───── Excerpted records ─────

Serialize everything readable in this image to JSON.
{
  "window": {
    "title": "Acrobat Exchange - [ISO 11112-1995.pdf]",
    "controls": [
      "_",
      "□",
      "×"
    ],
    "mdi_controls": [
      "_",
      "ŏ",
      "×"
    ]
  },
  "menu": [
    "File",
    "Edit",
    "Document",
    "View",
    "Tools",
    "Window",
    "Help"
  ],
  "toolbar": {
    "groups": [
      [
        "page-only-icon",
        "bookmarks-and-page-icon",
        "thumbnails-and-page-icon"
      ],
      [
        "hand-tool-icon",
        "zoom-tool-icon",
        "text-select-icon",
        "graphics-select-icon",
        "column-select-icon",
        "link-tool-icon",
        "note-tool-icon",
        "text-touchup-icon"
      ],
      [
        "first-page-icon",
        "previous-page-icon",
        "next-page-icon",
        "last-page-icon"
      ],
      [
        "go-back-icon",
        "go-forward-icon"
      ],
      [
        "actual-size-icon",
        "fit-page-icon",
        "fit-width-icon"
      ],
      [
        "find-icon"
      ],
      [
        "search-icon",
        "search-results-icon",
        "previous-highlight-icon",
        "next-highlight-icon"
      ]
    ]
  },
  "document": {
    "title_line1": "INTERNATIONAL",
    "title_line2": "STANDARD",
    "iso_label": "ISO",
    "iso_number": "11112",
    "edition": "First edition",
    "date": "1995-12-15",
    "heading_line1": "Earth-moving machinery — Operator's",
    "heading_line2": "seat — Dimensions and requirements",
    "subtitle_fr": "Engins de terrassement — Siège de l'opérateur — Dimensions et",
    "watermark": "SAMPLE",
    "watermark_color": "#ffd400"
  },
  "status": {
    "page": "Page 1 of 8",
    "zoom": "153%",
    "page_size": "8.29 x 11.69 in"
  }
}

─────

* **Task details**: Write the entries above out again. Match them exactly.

* **Exercise solution**:
Serialize everything readable in this image to JSON.
{
  "window": {
    "title": "Acrobat Exchange - [ISO 11112-1995.pdf]",
    "controls": [
      "_",
      "□",
      "×"
    ],
    "mdi_controls": [
      "_",
      "ŏ",
      "×"
    ]
  },
  "menu": [
    "File",
    "Edit",
    "Document",
    "View",
    "Tools",
    "Window",
    "Help"
  ],
  "toolbar": {
    "groups": [
      [
        "page-only-icon",
        "bookmarks-and-page-icon",
        "thumbnails-and-page-icon"
      ],
      [
        "hand-tool-icon",
        "zoom-tool-icon",
        "text-select-icon",
        "graphics-select-icon",
        "column-select-icon",
        "link-tool-icon",
        "note-tool-icon",
        "text-touchup-icon"
      ],
      [
        "first-page-icon",
        "previous-page-icon",
        "next-page-icon",
        "last-page-icon"
      ],
      [
        "go-back-icon",
        "go-forward-icon"
      ],
      [
        "actual-size-icon",
        "fit-page-icon",
        "fit-width-icon"
      ],
      [
        "find-icon"
      ],
      [
        "search-icon",
        "search-results-icon",
        "previous-highlight-icon",
        "next-highlight-icon"
      ]
    ]
  },
  "document": {
    "title_line1": "INTERNATIONAL",
    "title_line2": "STANDARD",
    "iso_label": "ISO",
    "iso_number": "11112",
    "edition": "First edition",
    "date": "1995-12-15",
    "heading_line1": "Earth-moving machinery — Operator's",
    "heading_line2": "seat — Dimensions and requirements",
    "subtitle_fr": "Engins de terrassement — Siège de l'opérateur — Dimensions et",
    "watermark": "SAMPLE",
    "watermark_color": "#ffd400"
  },
  "status": {
    "page": "Page 1 of 8",
    "zoom": "153%",
    "page_size": "8.29 x 11.69 in"
  }
}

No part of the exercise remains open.